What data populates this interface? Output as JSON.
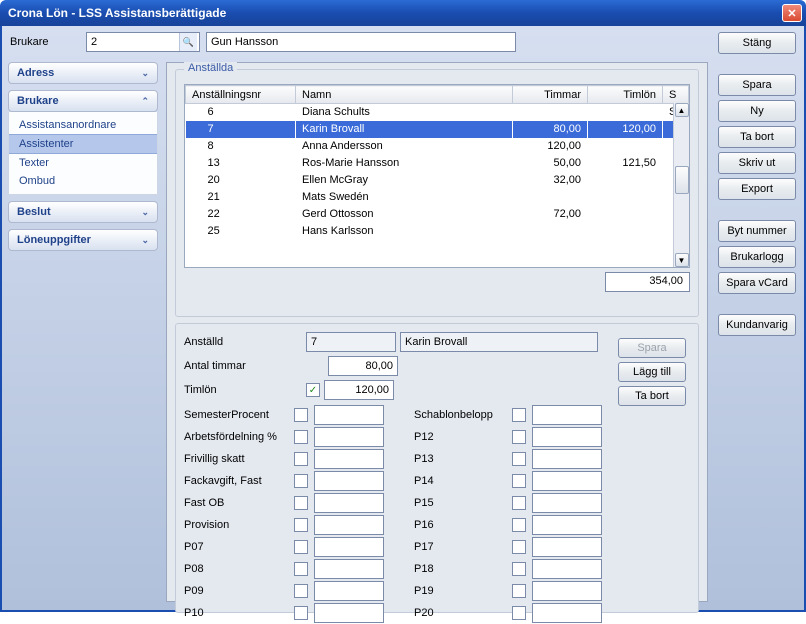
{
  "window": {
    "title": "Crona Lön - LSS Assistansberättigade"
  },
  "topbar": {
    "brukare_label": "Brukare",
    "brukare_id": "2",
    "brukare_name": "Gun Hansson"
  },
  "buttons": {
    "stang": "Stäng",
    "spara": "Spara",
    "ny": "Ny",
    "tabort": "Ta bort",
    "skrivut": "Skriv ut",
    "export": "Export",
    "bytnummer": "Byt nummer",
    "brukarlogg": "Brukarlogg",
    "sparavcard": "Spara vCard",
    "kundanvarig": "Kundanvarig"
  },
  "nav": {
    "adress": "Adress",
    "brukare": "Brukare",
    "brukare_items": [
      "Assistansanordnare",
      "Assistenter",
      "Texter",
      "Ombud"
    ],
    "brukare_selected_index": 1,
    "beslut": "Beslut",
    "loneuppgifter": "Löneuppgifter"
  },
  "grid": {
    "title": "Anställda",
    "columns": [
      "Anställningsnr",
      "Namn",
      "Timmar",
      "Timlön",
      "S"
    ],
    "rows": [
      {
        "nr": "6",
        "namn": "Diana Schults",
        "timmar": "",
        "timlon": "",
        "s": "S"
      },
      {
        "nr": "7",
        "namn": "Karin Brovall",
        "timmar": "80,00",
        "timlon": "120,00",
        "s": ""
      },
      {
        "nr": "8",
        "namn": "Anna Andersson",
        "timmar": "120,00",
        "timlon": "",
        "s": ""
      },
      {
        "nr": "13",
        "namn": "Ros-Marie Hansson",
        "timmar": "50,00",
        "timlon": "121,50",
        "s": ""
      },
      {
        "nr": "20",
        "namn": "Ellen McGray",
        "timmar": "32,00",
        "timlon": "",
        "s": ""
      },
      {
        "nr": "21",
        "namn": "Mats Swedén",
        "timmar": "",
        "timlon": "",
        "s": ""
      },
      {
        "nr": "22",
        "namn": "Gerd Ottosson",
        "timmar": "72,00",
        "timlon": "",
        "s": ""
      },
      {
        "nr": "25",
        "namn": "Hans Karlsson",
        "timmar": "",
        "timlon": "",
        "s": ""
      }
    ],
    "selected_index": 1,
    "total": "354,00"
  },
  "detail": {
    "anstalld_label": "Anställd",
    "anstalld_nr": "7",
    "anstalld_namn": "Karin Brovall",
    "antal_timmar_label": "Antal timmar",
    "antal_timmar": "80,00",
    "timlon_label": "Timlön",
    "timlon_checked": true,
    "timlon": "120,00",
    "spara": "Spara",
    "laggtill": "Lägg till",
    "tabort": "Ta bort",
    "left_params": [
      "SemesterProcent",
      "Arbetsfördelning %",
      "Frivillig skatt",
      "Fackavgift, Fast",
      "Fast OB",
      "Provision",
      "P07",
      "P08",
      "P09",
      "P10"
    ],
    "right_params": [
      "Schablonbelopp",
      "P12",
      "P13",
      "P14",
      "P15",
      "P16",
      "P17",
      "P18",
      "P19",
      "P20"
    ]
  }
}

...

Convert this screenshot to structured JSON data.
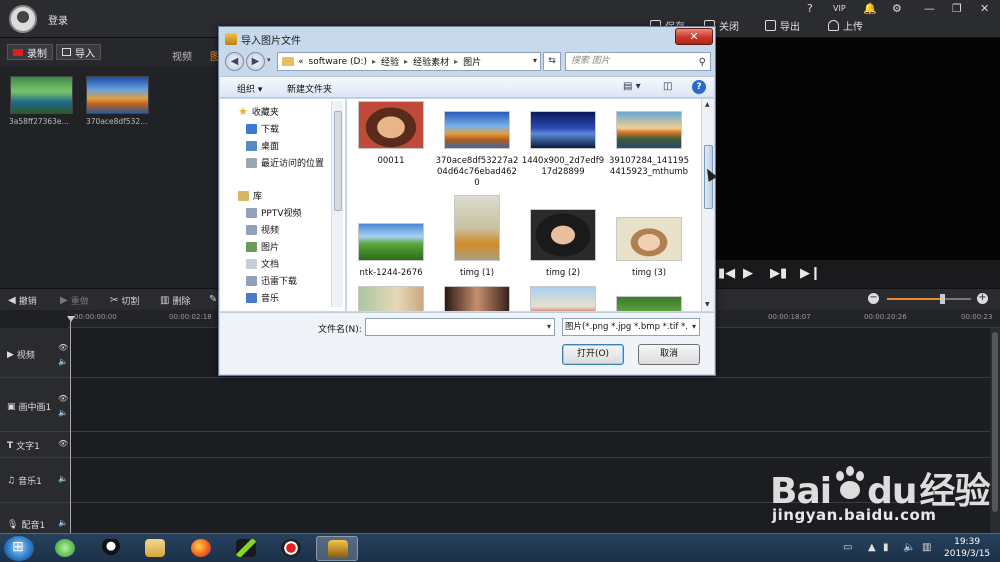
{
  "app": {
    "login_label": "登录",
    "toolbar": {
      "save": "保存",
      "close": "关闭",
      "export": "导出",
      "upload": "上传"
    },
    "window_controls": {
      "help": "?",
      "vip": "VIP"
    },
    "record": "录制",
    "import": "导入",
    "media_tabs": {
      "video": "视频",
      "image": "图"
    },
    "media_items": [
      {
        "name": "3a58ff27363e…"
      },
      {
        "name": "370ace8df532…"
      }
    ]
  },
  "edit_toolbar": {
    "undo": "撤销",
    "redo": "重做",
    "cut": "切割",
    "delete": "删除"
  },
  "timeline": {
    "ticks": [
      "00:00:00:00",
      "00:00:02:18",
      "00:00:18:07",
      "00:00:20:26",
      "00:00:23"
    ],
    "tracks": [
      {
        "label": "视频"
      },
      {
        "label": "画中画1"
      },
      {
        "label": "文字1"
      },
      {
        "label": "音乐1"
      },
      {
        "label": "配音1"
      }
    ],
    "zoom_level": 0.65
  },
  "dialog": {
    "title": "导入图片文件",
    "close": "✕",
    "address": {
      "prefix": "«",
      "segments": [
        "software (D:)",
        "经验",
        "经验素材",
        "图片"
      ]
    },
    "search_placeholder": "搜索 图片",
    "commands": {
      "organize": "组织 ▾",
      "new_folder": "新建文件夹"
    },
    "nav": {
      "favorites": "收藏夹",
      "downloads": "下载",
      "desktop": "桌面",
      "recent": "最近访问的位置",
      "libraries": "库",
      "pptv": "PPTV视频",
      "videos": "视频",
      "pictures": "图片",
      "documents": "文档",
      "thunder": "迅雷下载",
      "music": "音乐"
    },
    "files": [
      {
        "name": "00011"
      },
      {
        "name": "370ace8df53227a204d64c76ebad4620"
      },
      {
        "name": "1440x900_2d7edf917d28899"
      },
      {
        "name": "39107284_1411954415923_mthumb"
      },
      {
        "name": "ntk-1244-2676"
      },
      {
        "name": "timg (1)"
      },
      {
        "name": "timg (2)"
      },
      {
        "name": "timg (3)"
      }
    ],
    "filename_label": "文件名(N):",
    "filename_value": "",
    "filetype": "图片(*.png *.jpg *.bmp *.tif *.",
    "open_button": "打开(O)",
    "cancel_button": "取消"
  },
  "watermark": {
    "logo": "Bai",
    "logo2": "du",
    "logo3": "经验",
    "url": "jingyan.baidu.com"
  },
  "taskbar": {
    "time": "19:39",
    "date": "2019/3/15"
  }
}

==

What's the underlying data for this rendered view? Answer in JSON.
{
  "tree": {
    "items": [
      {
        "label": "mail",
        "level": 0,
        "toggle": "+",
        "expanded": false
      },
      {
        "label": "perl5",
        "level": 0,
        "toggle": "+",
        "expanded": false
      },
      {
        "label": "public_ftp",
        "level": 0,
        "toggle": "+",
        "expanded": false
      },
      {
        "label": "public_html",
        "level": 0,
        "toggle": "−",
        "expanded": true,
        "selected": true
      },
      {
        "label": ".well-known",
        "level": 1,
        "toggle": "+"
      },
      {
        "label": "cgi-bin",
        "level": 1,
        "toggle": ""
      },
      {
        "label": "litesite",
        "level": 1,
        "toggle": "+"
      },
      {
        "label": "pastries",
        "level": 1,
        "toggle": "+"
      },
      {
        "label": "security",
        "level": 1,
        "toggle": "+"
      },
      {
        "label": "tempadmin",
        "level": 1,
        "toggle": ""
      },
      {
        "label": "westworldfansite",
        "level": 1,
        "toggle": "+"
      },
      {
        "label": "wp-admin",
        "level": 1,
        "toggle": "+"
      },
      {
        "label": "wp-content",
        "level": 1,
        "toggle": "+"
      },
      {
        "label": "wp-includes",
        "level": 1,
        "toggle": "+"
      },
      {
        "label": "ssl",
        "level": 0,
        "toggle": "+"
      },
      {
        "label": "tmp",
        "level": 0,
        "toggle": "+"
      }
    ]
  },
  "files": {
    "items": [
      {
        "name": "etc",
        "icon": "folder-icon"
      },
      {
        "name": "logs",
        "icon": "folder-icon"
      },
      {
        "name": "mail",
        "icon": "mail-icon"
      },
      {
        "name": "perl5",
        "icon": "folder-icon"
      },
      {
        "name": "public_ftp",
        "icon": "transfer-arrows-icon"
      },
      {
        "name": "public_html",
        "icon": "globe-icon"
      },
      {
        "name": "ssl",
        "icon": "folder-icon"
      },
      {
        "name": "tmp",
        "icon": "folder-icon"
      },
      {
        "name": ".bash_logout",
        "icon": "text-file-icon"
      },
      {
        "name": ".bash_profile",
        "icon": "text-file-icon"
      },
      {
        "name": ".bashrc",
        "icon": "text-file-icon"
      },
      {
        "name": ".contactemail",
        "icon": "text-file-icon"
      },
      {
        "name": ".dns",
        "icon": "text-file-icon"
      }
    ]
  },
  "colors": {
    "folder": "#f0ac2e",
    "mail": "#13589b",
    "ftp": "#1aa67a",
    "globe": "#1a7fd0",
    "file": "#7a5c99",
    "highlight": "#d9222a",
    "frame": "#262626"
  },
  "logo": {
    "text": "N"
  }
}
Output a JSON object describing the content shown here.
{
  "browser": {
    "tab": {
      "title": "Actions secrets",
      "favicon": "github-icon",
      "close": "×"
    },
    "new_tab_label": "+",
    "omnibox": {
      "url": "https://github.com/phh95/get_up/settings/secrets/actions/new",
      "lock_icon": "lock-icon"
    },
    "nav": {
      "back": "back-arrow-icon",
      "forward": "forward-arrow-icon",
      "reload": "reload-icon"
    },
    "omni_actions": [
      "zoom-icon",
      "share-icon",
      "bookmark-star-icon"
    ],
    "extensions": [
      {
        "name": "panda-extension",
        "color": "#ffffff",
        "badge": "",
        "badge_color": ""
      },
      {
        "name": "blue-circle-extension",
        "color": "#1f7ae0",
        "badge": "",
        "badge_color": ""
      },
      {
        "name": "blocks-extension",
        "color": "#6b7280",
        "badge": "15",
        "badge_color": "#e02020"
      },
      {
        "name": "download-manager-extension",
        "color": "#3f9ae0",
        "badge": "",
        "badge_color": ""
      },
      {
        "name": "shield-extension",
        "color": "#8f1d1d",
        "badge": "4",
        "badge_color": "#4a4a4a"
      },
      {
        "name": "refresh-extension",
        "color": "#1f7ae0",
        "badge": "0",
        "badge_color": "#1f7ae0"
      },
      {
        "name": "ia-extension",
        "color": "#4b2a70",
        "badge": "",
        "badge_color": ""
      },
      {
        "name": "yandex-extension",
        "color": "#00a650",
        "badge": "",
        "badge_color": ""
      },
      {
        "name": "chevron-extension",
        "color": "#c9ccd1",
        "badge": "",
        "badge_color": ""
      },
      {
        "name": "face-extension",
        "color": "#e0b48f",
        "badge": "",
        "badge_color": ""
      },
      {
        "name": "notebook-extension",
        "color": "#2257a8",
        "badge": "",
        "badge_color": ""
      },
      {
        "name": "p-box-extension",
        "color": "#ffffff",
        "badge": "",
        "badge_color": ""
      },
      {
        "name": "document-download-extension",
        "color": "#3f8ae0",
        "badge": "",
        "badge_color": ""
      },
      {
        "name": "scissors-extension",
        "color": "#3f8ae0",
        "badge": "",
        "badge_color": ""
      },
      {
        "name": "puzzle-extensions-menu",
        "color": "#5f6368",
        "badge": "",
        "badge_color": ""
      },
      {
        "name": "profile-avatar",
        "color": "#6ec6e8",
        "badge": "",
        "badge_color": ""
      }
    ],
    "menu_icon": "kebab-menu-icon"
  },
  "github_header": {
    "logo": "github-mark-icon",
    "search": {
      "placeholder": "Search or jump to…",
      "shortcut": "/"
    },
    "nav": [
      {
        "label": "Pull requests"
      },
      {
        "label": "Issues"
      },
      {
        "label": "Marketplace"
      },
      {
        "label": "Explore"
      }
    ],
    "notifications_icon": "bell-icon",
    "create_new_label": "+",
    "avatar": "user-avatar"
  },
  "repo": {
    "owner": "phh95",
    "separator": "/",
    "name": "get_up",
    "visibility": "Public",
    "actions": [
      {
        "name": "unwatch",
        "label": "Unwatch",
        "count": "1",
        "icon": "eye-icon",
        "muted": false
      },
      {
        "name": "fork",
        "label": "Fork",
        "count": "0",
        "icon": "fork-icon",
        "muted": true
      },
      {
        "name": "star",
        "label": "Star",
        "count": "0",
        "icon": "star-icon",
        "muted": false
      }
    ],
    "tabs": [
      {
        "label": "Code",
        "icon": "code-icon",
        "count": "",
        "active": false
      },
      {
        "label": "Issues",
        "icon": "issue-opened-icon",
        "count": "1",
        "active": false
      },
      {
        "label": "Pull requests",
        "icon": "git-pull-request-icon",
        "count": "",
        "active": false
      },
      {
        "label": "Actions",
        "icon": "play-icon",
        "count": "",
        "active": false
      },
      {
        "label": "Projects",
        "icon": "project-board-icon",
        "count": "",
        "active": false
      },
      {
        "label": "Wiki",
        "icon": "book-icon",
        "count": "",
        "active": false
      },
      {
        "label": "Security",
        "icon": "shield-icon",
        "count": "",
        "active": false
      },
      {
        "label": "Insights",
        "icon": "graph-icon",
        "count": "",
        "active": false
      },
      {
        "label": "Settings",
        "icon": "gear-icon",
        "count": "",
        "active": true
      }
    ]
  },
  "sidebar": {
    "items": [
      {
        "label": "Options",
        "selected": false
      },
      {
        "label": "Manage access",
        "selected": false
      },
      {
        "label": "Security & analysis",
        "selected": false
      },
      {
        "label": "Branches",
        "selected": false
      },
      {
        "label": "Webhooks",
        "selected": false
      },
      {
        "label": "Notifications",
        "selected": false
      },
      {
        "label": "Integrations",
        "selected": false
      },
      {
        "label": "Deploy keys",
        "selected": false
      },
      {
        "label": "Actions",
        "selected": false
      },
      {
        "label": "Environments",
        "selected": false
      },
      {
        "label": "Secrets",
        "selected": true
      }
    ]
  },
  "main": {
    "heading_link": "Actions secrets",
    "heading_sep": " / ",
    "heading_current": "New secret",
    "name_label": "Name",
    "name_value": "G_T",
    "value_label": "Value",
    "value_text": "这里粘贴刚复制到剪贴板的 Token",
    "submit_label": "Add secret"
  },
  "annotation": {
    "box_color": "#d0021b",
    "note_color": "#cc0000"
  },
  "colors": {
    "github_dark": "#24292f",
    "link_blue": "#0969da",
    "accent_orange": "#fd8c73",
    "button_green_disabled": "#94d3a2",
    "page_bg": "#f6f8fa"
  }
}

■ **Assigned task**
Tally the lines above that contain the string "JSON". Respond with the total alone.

■ **Solution to the exercise**
4